Background. Venous thromboembolism (VTE) is a frequent surgical complication. The type of surgery and baseline patient VTE risk factors are important in defining postoperative VTE risk. The 2004 American College of Chest Physicians (ACCP) recommends implementation of pharmacologic thromboprophylaxis according to surgery type and VTE risk factors. We conducted a retrospective cohort study of surgical patients to determine adherence to the 2004 ACCP surgical thromboprophylaxis recommendations and to assess for predictors of non-adherence.
Methods. Using data from the administrative healthcare database CIRESSS (Centre Informatisé de Recherche Évaluative en Services en Soins de Santé), in patients admitted for surgery between January 1st and December 31st 2006 at the Centre Hospitalier Universitaire de Sherbrooke (CHUS), a tertiary care center in Sherbrooke, Quebec, Canada, we retrospectively assembled a cohort of all consecutively admitted surgical patients who met ACCP criteria for pharmacologic thromboprophylaxis. We assessed the proportion of patients who received in the 24 hours pre- and post-surgery a prescription for thromboprophylaxis. We used conditional logistic regression to determine clinical characteristics associated with an absent prescription. The incidence of objectively-defined symptomatic postoperative VTE was assessed at three months.
Results.
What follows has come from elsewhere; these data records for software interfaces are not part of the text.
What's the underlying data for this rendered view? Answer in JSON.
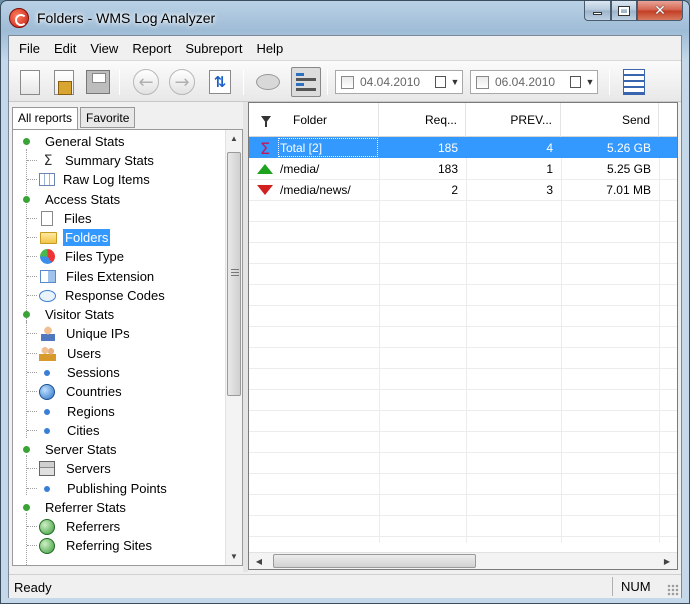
{
  "window": {
    "title": "Folders - WMS Log Analyzer"
  },
  "menu": [
    "File",
    "Edit",
    "View",
    "Report",
    "Subreport",
    "Help"
  ],
  "toolbar": {
    "date_from": "04.04.2010",
    "date_to": "06.04.2010"
  },
  "tabs": [
    "All reports",
    "Favorite"
  ],
  "tree": [
    {
      "label": "General Stats",
      "icon": "green-dot-icon",
      "level": 0
    },
    {
      "label": "Summary Stats",
      "icon": "sigma-icon",
      "level": 1
    },
    {
      "label": "Raw Log Items",
      "icon": "grid-icon",
      "level": 1
    },
    {
      "label": "Access Stats",
      "icon": "green-dot-icon",
      "level": 0
    },
    {
      "label": "Files",
      "icon": "file-icon",
      "level": 1
    },
    {
      "label": "Folders",
      "icon": "folder-icon",
      "level": 1,
      "selected": true
    },
    {
      "label": "Files Type",
      "icon": "pie-icon",
      "level": 1
    },
    {
      "label": "Files Extension",
      "icon": "extension-icon",
      "level": 1
    },
    {
      "label": "Response Codes",
      "icon": "bubble-icon",
      "level": 1
    },
    {
      "label": "Visitor Stats",
      "icon": "green-dot-icon",
      "level": 0
    },
    {
      "label": "Unique IPs",
      "icon": "person-icon",
      "level": 1
    },
    {
      "label": "Users",
      "icon": "users-icon",
      "level": 1
    },
    {
      "label": "Sessions",
      "icon": "blue-dot-icon",
      "level": 1
    },
    {
      "label": "Countries",
      "icon": "globe-icon",
      "level": 1
    },
    {
      "label": "Regions",
      "icon": "blue-dot-icon",
      "level": 1
    },
    {
      "label": "Cities",
      "icon": "blue-dot-icon",
      "level": 1
    },
    {
      "label": "Server Stats",
      "icon": "green-dot-icon",
      "level": 0
    },
    {
      "label": "Servers",
      "icon": "server-icon",
      "level": 1
    },
    {
      "label": "Publishing Points",
      "icon": "blue-dot-icon",
      "level": 1
    },
    {
      "label": "Referrer Stats",
      "icon": "green-dot-icon",
      "level": 0
    },
    {
      "label": "Referrers",
      "icon": "globe-green-icon",
      "level": 1
    },
    {
      "label": "Referring Sites",
      "icon": "globe-green-icon",
      "level": 1
    }
  ],
  "grid": {
    "columns": [
      "Folder",
      "Req...",
      "PREV...",
      "Send"
    ],
    "rows": [
      {
        "icon": "sigma-icon",
        "folder": "Total [2]",
        "req": "185",
        "prev": "4",
        "send": "5.26 GB",
        "selected": true
      },
      {
        "icon": "arrow-up-icon",
        "folder": "/media/",
        "req": "183",
        "prev": "1",
        "send": "5.25 GB"
      },
      {
        "icon": "arrow-down-icon",
        "folder": "/media/news/",
        "req": "2",
        "prev": "3",
        "send": "7.01 MB"
      }
    ]
  },
  "status": {
    "text": "Ready",
    "num": "NUM"
  }
}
Of 2286 surgical admissions that met ACCP recommendations for pharmacologic thromboprophylaxis, 1852 (81%) received thromboprophylaxis and 434 (19%) did not. Male sex (odds ratio (OR): 1.9, 95% confidence interval (CI) (1.4–2.4)), age <40 years (OR: 1.8, 95% CI (1.2–2.9)), absent varicose veins (OR: 3.2, 95% CI (1.1–10.0)), pregnancy within 3 months of surgery (OR: 8.5, 95% CI (3.5–20.8)), a moderate risk for post-operative VTE as per ACCP criteria (OR: 4.4, 95% CI (2.9–6.52)), non-major surgery (OR: 4.5, 95% CI (2.3–8.8)), short-duration hospitalization (2–3 days vs. 13 days or more) (OR: 15.3, 95% CI (9.6–24.4)), absence of active cancer (OR: 1.6, 95% CI (1.2–2.1)), absence of heart failure (OR: 1.8, 95% CI (1.1–2.8)), and non-orthopaedic surgery (OR: 28.2, 95% CI (15.9–49.9)) were associated with lack of pharmacologic thromboprophylaxis. At three months following surgery, 16 patients (0.7%) developed VTE, and the adjusted relative risk of VTE in patients without thromboprophylaxis was 2.1 (95% CI:0.5–7.9).
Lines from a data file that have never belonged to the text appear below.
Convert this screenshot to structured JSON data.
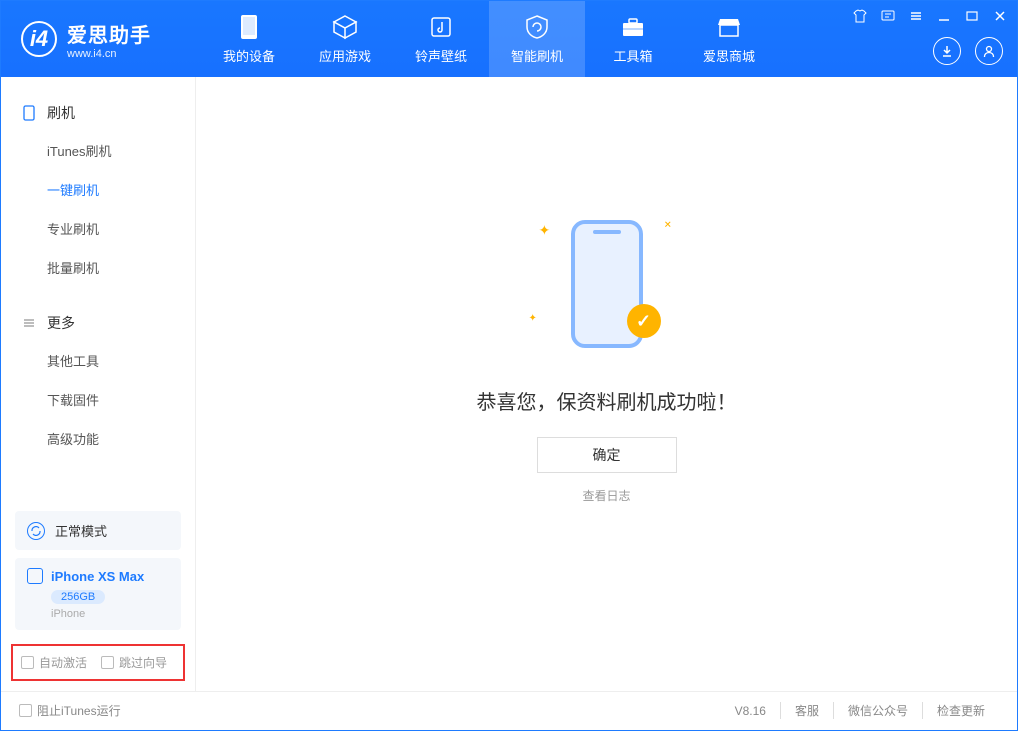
{
  "app": {
    "title": "爱思助手",
    "subtitle": "www.i4.cn"
  },
  "nav": {
    "mydevice": "我的设备",
    "apps": "应用游戏",
    "ring": "铃声壁纸",
    "flash": "智能刷机",
    "tools": "工具箱",
    "store": "爱思商城"
  },
  "sidebar": {
    "group_flash": "刷机",
    "items_flash": {
      "itunes": "iTunes刷机",
      "onekey": "一键刷机",
      "pro": "专业刷机",
      "batch": "批量刷机"
    },
    "group_more": "更多",
    "items_more": {
      "other": "其他工具",
      "firmware": "下载固件",
      "advanced": "高级功能"
    }
  },
  "mode": {
    "label": "正常模式"
  },
  "device": {
    "name": "iPhone XS Max",
    "storage": "256GB",
    "type": "iPhone"
  },
  "options": {
    "auto_activate": "自动激活",
    "skip_guide": "跳过向导"
  },
  "main": {
    "success": "恭喜您，保资料刷机成功啦！",
    "ok": "确定",
    "viewlog": "查看日志"
  },
  "footer": {
    "block_itunes": "阻止iTunes运行",
    "version": "V8.16",
    "support": "客服",
    "wechat": "微信公众号",
    "update": "检查更新"
  }
}
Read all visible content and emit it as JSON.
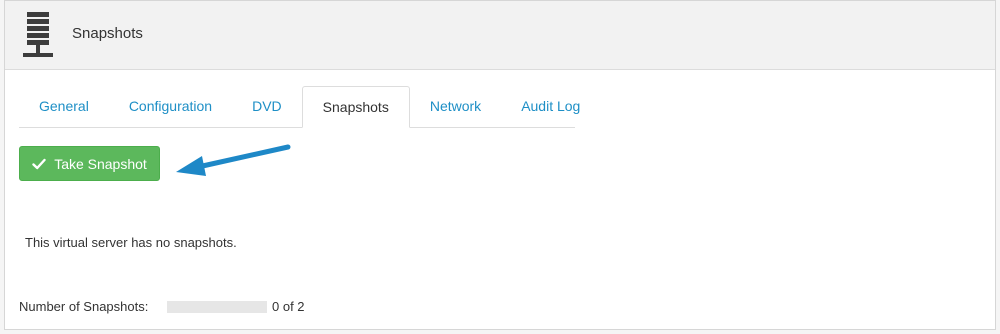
{
  "header": {
    "title": "Snapshots",
    "icon": "server-icon"
  },
  "tabs": [
    {
      "label": "General",
      "active": false
    },
    {
      "label": "Configuration",
      "active": false
    },
    {
      "label": "DVD",
      "active": false
    },
    {
      "label": "Snapshots",
      "active": true
    },
    {
      "label": "Network",
      "active": false
    },
    {
      "label": "Audit Log",
      "active": false
    }
  ],
  "actions": {
    "take_snapshot_label": "Take Snapshot",
    "take_snapshot_icon": "check-icon",
    "take_snapshot_color": "#5cb85c"
  },
  "annotation": {
    "arrow_color": "#1e88c7"
  },
  "content": {
    "empty_message": "This virtual server has no snapshots."
  },
  "summary": {
    "label": "Number of Snapshots:",
    "value": "0 of 2",
    "used": 0,
    "max": 2
  },
  "colors": {
    "link": "#1e8fc6",
    "success": "#5cb85c"
  }
}
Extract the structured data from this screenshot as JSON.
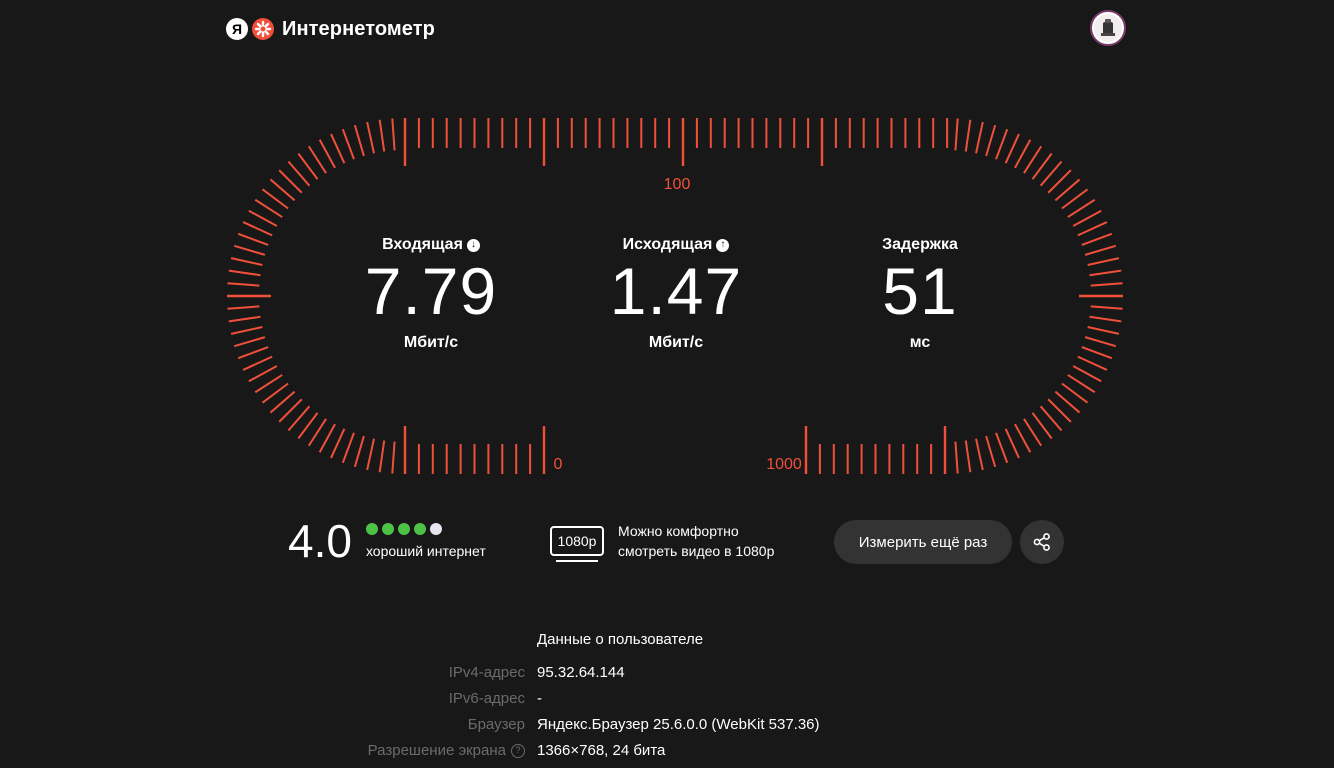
{
  "header": {
    "logo_letter": "Я",
    "title": "Интернетометр"
  },
  "gauge": {
    "label_top": "100",
    "label_zero": "0",
    "label_max": "1000",
    "color": "#f0503a"
  },
  "metrics": {
    "download": {
      "label": "Входящая",
      "value": "7.79",
      "unit": "Мбит/с",
      "icon": "arrow-down-icon"
    },
    "upload": {
      "label": "Исходящая",
      "value": "1.47",
      "unit": "Мбит/с",
      "icon": "arrow-up-icon"
    },
    "latency": {
      "label": "Задержка",
      "value": "51",
      "unit": "мс"
    }
  },
  "rating": {
    "score": "4.0",
    "label": "хороший интернет",
    "filled_dots": 4,
    "total_dots": 5,
    "dot_color": "#4dc247"
  },
  "video": {
    "badge": "1080p",
    "line1": "Можно комфортно",
    "line2": "смотреть видео в 1080р"
  },
  "actions": {
    "retest_label": "Измерить ещё раз",
    "share_icon": "share-icon"
  },
  "user_info": {
    "title": "Данные о пользователе",
    "rows": [
      {
        "key": "IPv4-адрес",
        "value": "95.32.64.144"
      },
      {
        "key": "IPv6-адрес",
        "value": "-"
      },
      {
        "key": "Браузер",
        "value": "Яндекс.Браузер 25.6.0.0 (WebKit 537.36)"
      },
      {
        "key": "Разрешение экрана",
        "value": "1366×768, 24 бита"
      }
    ]
  }
}
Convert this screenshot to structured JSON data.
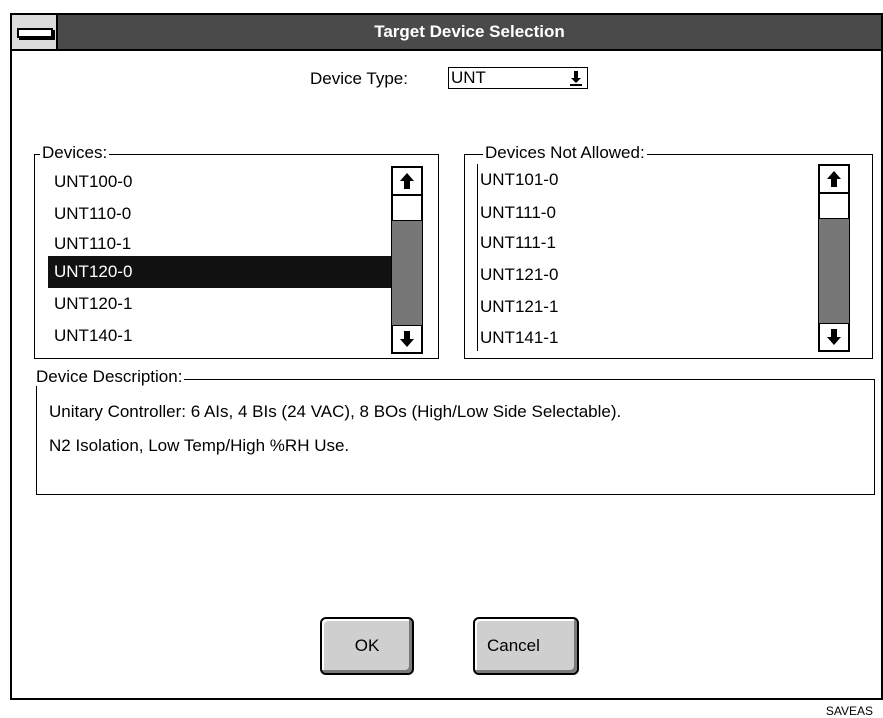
{
  "window": {
    "title": "Target Device Selection"
  },
  "device_type": {
    "label": "Device Type:",
    "value": "UNT"
  },
  "devices": {
    "label": "Devices:",
    "items": [
      "UNT100-0",
      "UNT110-0",
      "UNT110-1",
      "UNT120-0",
      "UNT120-1",
      "UNT140-1"
    ],
    "selected": "UNT120-0"
  },
  "devices_not_allowed": {
    "label": "Devices Not Allowed:",
    "items": [
      "UNT101-0",
      "UNT111-0",
      "UNT111-1",
      "UNT121-0",
      "UNT121-1",
      "UNT141-1"
    ]
  },
  "description": {
    "label": "Device Description:",
    "lines": [
      "Unitary Controller: 6 AIs, 4 BIs (24 VAC), 8 BOs (High/Low Side Selectable).",
      "N2 Isolation, Low Temp/High %RH Use."
    ]
  },
  "buttons": {
    "ok": "OK",
    "cancel": "Cancel"
  },
  "footer": {
    "caption": "SAVEAS"
  },
  "icons": {
    "scroll_up": "up-arrow-icon",
    "scroll_down": "down-arrow-icon",
    "dropdown": "dropdown-arrow-icon",
    "system_menu": "system-menu-icon"
  }
}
Conclusions. Though surgical thromboprophylaxis was observed in 81% of surgical patients, 19% of patients who met criteria for ACCP thromboprophylaxis did not receive prophylaxis. Targeted recommendations in particular toward pregnant women undergoing non-obstetrical surgery, patients with short duration hospitalization, and patients undergoing non-orthopaedic surgery may ameliorate thromboprophylaxis compliance rates, which in turn may impact on post-operative VTE risk.
Disclosures: No relevant conflicts of interest to declare.